The river otter – sleek swimmer, audience-magnets at zoos and aquariums, whiskered diver, aquatic frolicker, correct answer to crossword puzzle clue for “playful mammal.”
And biomonitor to track toxics that damage the health of an environment or ecosystem.
North American river otters play that role because they’re “apex consumers” in the aquatic ecosystem – meaning they’re at the top of the food chain. They eat primarily aquatic animals such as fish, turtles, amphibians and crayfish.
Read the full story from the Associated Press.
After environmentalists, lawmakers and the oil industry got together last year to draft Illinois’ first regulations for hydraulic fracturing, the rest was supposed to be easy.
The unusual collaboration was praised as a potential model for other states and a rare example of political foes finding common ground on a complex issue.
But six months after the regulations were signed into law, the spirit of cooperation is fraying: Environmentalists worry that state regulators are weakening the rules agreed to at the bargaining table. Industry officials say some policies could stall oil -and gas-drilling permits, and the state Department of Natural Resources insists it’s working hard to be fair to everyone involved.
Read the full post from the Natural Resources Defense Council.
Mercury is a powerful neurotoxin, adversely affecting childhood development even in small concentrations. Based upon blood testing data, federal scientists have estimated that tens of thousands of infants are born in the United States each year with mercury levels that are associated with the loss of IQ. Mercury pollution comes from a variety of sources, including discarded products containing mercury. A new study demonstrates the manufacturer-sponsored program in Illinois to prevent pollution from mercury thermostats is not working well, and will require state action this year to fix.
This new study, commissioned by the Natural Resources Defense Council (NRDC) and the Clean Water Fund, finds that of the approximately 7.7 million thermostats currently in use in Illinois, 1.86 million contain mercury. The mercury thermostats are largely non-digital round and square types installed decades ago; the more recently installed digital models do not contain mercury. Since the average thermostat contains about four grams of mercury, these 1.86 million Illinois thermostats collectively contain over eight tons of mercury.
The Indoor Climate Research and Training program at the Illinois Sustainable Technology Center is conducting research funded by the American Society of Heating, Refrigerating and Air Conditioning Engineers (ASHRAE), on contaminant transport from attached garages to adjacent indoor living spaces. We are looking for five (5) subject homes in Champaign County (Illinois) that have an attached garage which is regularly used to park one or more operable vehicles.

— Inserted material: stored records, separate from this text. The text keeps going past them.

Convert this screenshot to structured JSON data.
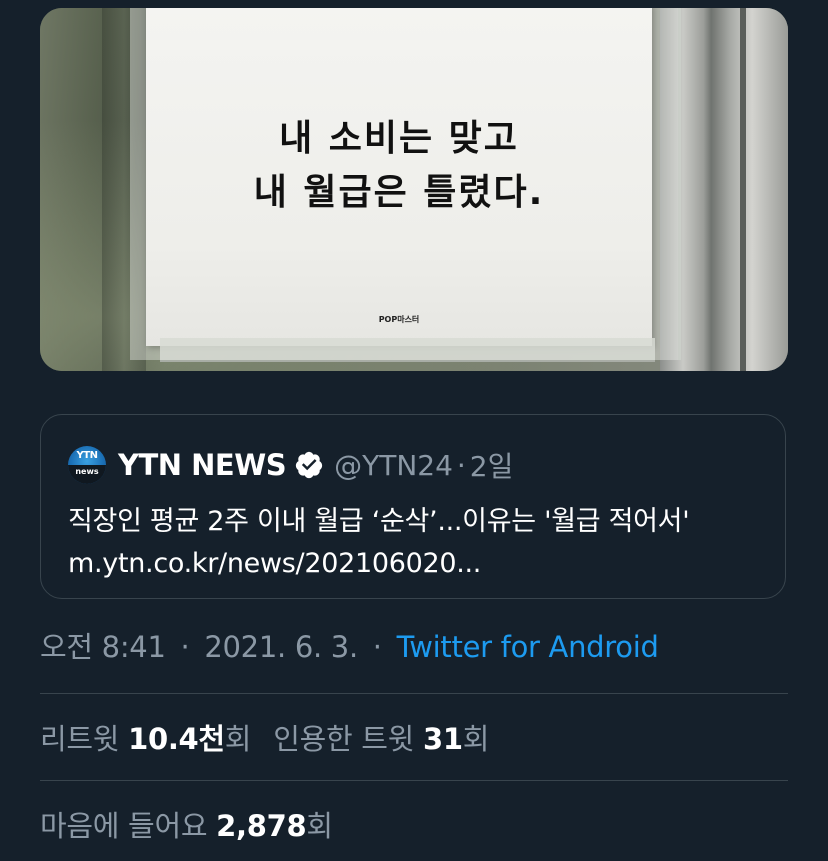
{
  "tweet_image": {
    "sign_line1": "내 소비는 맞고",
    "sign_line2": "내 월급은 틀렸다.",
    "sign_credit": "POP마스터"
  },
  "quoted_tweet": {
    "avatar_text_top": "YTN",
    "avatar_text_bottom": "news",
    "name": "YTN NEWS",
    "handle": "@YTN24",
    "separator": "·",
    "time": "2일",
    "text": "직장인 평균 2주 이내 월급 ‘순삭’...이유는 '월급 적어서'",
    "link": "m.ytn.co.kr/news/202106020..."
  },
  "meta": {
    "time": "오전 8:41",
    "separator": "·",
    "date": "2021. 6. 3.",
    "source": "Twitter for Android"
  },
  "stats": {
    "retweets_label": "리트윗",
    "retweets_count": "10.4천",
    "retweets_unit": "회",
    "quotes_label": "인용한 트윗",
    "quotes_count": "31",
    "quotes_unit": "회",
    "likes_label": "마음에 들어요",
    "likes_count": "2,878",
    "likes_unit": "회"
  },
  "colors": {
    "background": "#15202b",
    "border": "#38444d",
    "secondary_text": "#8b98a5",
    "link": "#1d9bf0",
    "verified": "#ffffff"
  }
}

The testing will be multi-week (ideally, between 3-4 weeks) and will involve multiple house visits. A cart of sampling equipment including inert tracer gas dosage and measurement devices will be placed in the garage and small measurement probes will be distributed throughout the living space and left in place for the duration of the study. At several mid-test intervals, interventions including air sealing between the house and the garage and installation of a garage exhaust fan will be completed.
All intervention measures will be completed by a local contractor at no cost to the homeowner.
If interested, please respond to firstname.lastname@example.org with the following information about your property:
Zip code in which the home is located?
Number of car parked in the garage?
Number of walls shared between the house and garage?
Whether there is a furnace located within the garage?
Whether there is a conditioned (heated/cooled) living space located above the garage?
Is there a window within the garage that can be opened?